As mentioned above, I volunteer in my community by providing photo coverage at certain events, protests, celebrations and the like. I try to keep pretty low key about posting the images or having my name attached to them when they’re posted by the organizations I volunteer with. While I’m proud of the images I create, I don’t want to be distracting from the movement by plastering my name everywhere. Volunteering with these movements in aspects separate from photo work helps me better understand the nuance of the various contexts in which they exist and allows me to develop relationships with people. This helps me, when the time comes, to create images in a way that is authentic and safe for the organizers.
Photographs are key to storytelling and connecting to people.
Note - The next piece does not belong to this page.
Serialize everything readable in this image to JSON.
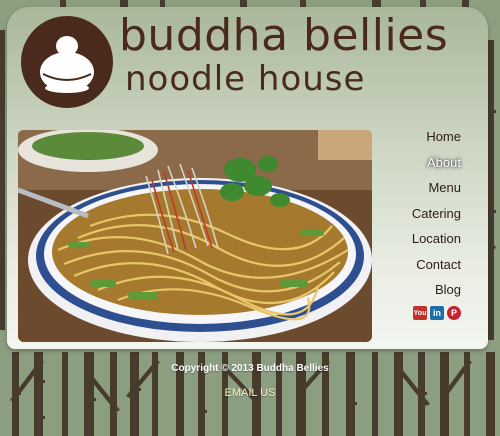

By showcasing the work that’s being done, images call on everyone who sees them to understand how important it is to support the people organizing change.
Can you share “5 Things Anyone Can Do To Take Stunning Photos”. Please cite an example for each.
- Know your equipment. It’s true when photographers say equipment doesn’t matter. Skill does. Award-winning films have been shot on iPhone. Get to know the features of your equipment; its limitations, its strengths, and then meet it where it’s at. My main camera body, a Canon 6D Mark II, has an incredible autofocus system to work with, but if I didn’t know how to use it to my advantage, I’d have images that come out having focus in weird places.
- Know your software. Whether you’re editing in free web software or Adobe Creative Cloud, explore what different combinations of features do. It wasn’t until right before I launched my business that I discovered Lightroom’s color calibration window, and that took my toning to new heights.
- Know the exposure triangle. For folks shooting with DSLR or mirrorless camera bodies, shooting manual will give you so much more control over your images. Here’s the basics: lower ISO will create images with less noise, higher shutter speed freezes movement, and aperture affects depth of field. All three affect the exposure of your image. Using these three elements together in different combinations will allow you to create photos that better reflect your vision.
- Know your subject(s). This one is moreso a tip for folks who photograph people. I’ll bring it back to my philosophy — care about your subject. Like, really care. If the person you’re photographing is a friend, this is easy. But if you’re photographing someone you don’t know, talk to them. Get in their head a bit. I promise you, even if you struggle to relate to someone, you can find something interesting about them and use that newfound intimacy to create beautiful images.
- Always make time to add to your creative compost bin. I was complaining to my partner one day about how I felt lazy. I was playing video games, watching television, and not much else. Not only did he tell me that what I was doing was important for my health, but it was also helping develop my creativity. He said that everything we consume goes into our compost bin to be recycled into inspiration for our own work, whether we know it or not. It changed how I feel about rest.
What have you done to add to your compost bin, lately?
You are a person of great influence. If you could start a movement that would bring the most amount of good to the most amount of people, what would that be? You never know what your idea can trigger. 🙂
The best thing anyone can do right now is begin a personal movement of sustainable self-education. Do the research to make sure the organizations you’re interested in are really doing what they say they’re doing, and once you’ve found a worthy cause, put your energy into it. The more people we have backing existing movements, the faster we will create change. This involvement can be on the ground or behind the scenes depending on individual ability.
That being said: if there’s an issue that isn’t being addressed, begin that movement, or localize a movement to where you live to make change closer to home!
How can our readers follow you on social media?
This was very inspiring. Thank you so much for joining us!